    1. Good catch! It seems unusual to have a "supervisor" who is 3 or 4 years short of her own PhD, and for her supervisee to refer to her as "Doctor".

    2. Indeed. But the whole thing is so surreal that I am no longer surprised by any aspect of it! It is just possible that as a graduate student, Raouafi 'supervised' a masters or undergrad project of Sosso's. And, Raouafi was 'Dr' by the time Sosso commented on Pubpeer.

      Incidentally, are you following up with any of the co-authors on the 2020 paper? As far as I can see, only the 2nd author refers to that publication on their own institutional site. I wondered if they are all aware of the paper. Anyway no need to reply if this is sensitive information.

  4. Hmm... from FAES' master's thesis acknowledgements: "Enfin, merci à ma famille [names] et Sana." Perhaps I'm overinterpreting this...

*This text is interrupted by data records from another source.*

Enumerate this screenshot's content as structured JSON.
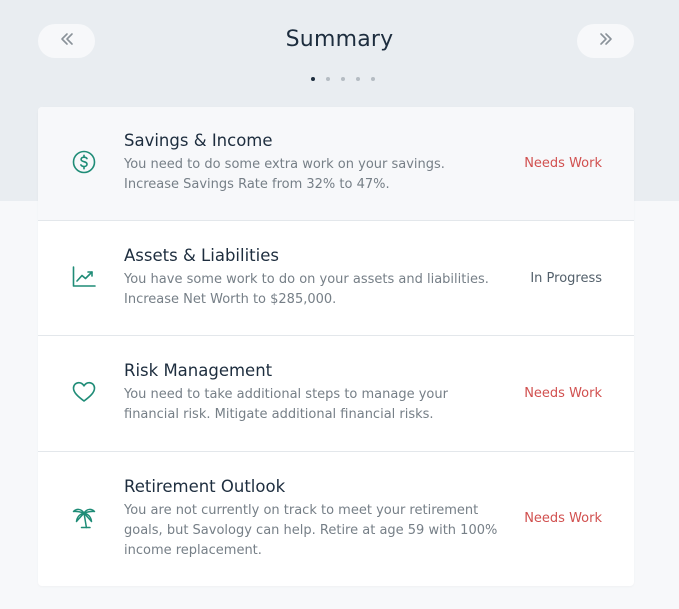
{
  "header": {
    "title": "Summary",
    "prev_icon": "double-chevron-left-icon",
    "next_icon": "double-chevron-right-icon",
    "page_count": 5,
    "active_page": 1
  },
  "colors": {
    "accent": "#1f8c77",
    "needs_work": "#d1504f",
    "in_progress": "#53606b",
    "title": "#1d2d3e"
  },
  "items": [
    {
      "icon": "dollar-circle-icon",
      "title": "Savings & Income",
      "description": [
        "You need to do some extra work on your savings.",
        "Increase Savings Rate from 32% to 47%."
      ],
      "status": "Needs Work"
    },
    {
      "icon": "chart-trend-up-icon",
      "title": "Assets & Liabilities",
      "description": [
        "You have some work to do on your assets and liabilities.",
        "Increase Net Worth to $285,000."
      ],
      "status": "In Progress"
    },
    {
      "icon": "heart-icon",
      "title": "Risk Management",
      "description": [
        "You need to take additional steps to manage your",
        "financial risk. Mitigate additional financial risks."
      ],
      "status": "Needs Work"
    },
    {
      "icon": "palm-tree-icon",
      "title": "Retirement Outlook",
      "description": [
        "You are not currently on track to meet your retirement",
        "goals, but Savology can help. Retire at age 59 with 100%",
        "income replacement."
      ],
      "status": "Needs Work"
    }
  ]
}
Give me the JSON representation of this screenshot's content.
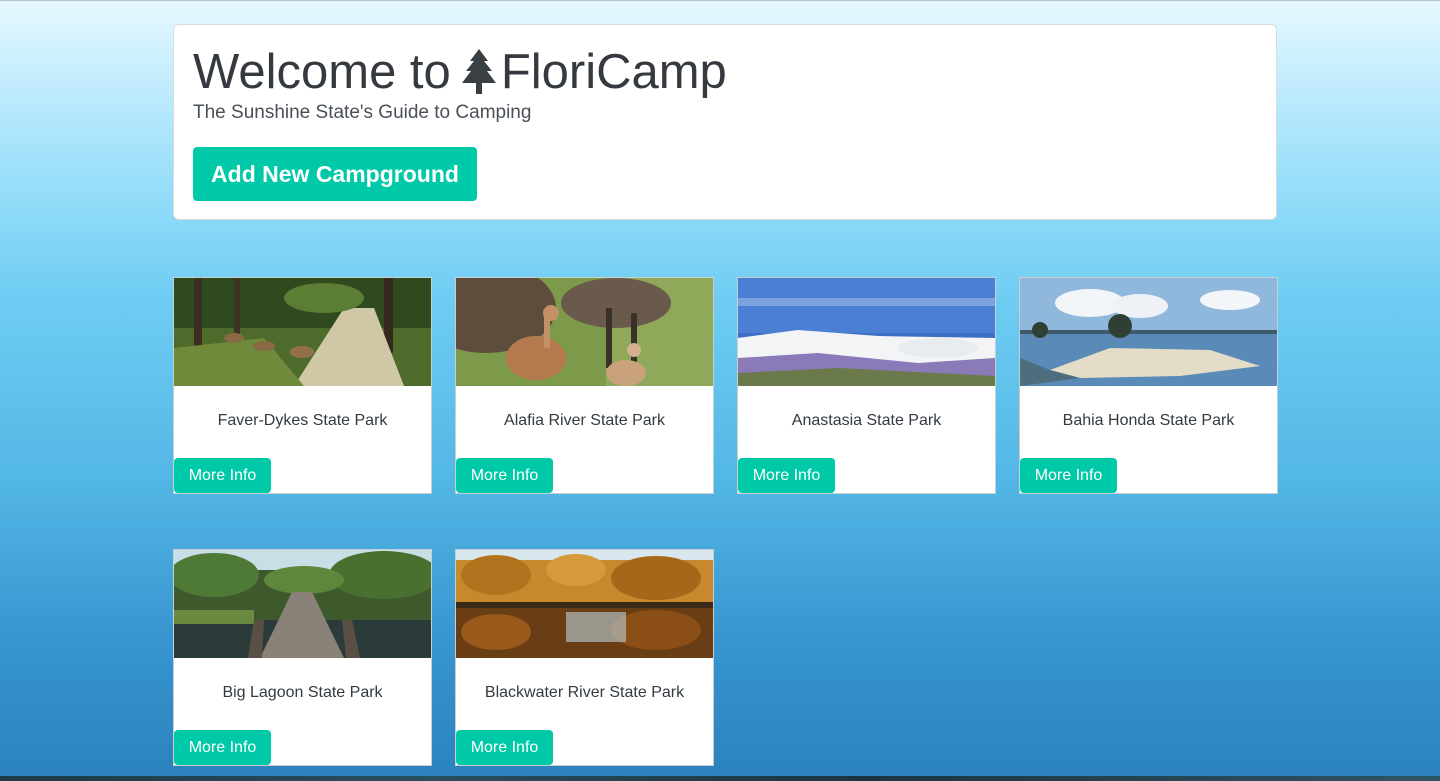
{
  "header": {
    "title_prefix": "Welcome to",
    "brand_icon": "tree-icon",
    "brand_name": "FloriCamp",
    "subtitle": "The Sunshine State's Guide to Camping",
    "add_button_label": "Add New Campground"
  },
  "campgrounds": [
    {
      "name": "Faver-Dykes State Park",
      "image": "deer-in-forest-clearing",
      "button_label": "More Info"
    },
    {
      "name": "Alafia River State Park",
      "image": "sandhill-cranes",
      "button_label": "More Info"
    },
    {
      "name": "Anastasia State Park",
      "image": "white-sand-dunes",
      "button_label": "More Info"
    },
    {
      "name": "Bahia Honda State Park",
      "image": "beach-sandbar",
      "button_label": "More Info"
    },
    {
      "name": "Big Lagoon State Park",
      "image": "boardwalk-over-water",
      "button_label": "More Info"
    },
    {
      "name": "Blackwater River State Park",
      "image": "autumn-trees-reflection",
      "button_label": "More Info"
    }
  ],
  "colors": {
    "accent": "#00c9a7",
    "text": "#343a40"
  }
}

    1. And a quick search suggests that Sana Raouafi is a bone fide researcher but in a completely different area of study. I cannot see how she could supervise this dissertation.

  5. This is all very bizarre. Obviously someone must be benefiting from all of this in some way, but it's hard to understand who and how.

  6. I am not sure this guy is behind this names. I have been 4 years ago in trouble with the same publisher who assigned me an authorship and published commentary without send me any author proof. If he published one time with them, these predatory journals May created citations of his paper to convince him to still publish with them.Often if you look behind the name of all these journals, It is the same company which hold them. I believe in that because there is no link between all studies citing his work.

  7. Interesting topic Nick. It is very odd, but I can’t find any info on Fiona Reynolds, co-author of Robert Reeve, Brian Butterworth and Jacob Paul. Nothing on LinkedIn; https://www.linkedin.com/in/fiona-reynolds-6b757116a/?originalSubdomain=au
    No concrete info on Researchgate: https://www.researchgate.net/profile/Fiona_Reynolds2
    only a very peculiar photo. No information on her educational qualifications.
    Fiona Reynolds is not listed in the staff directory of the University of Melbourne and not under alumni, although, based upon the publications she has been affiliated many years with this university.
    All 6 articles have been published with Bob Reeve, university of Melbourne.
    Last article she published was in 2018 with Jacob Paul (Utrecht University).
    Anybody with any information, please contact me.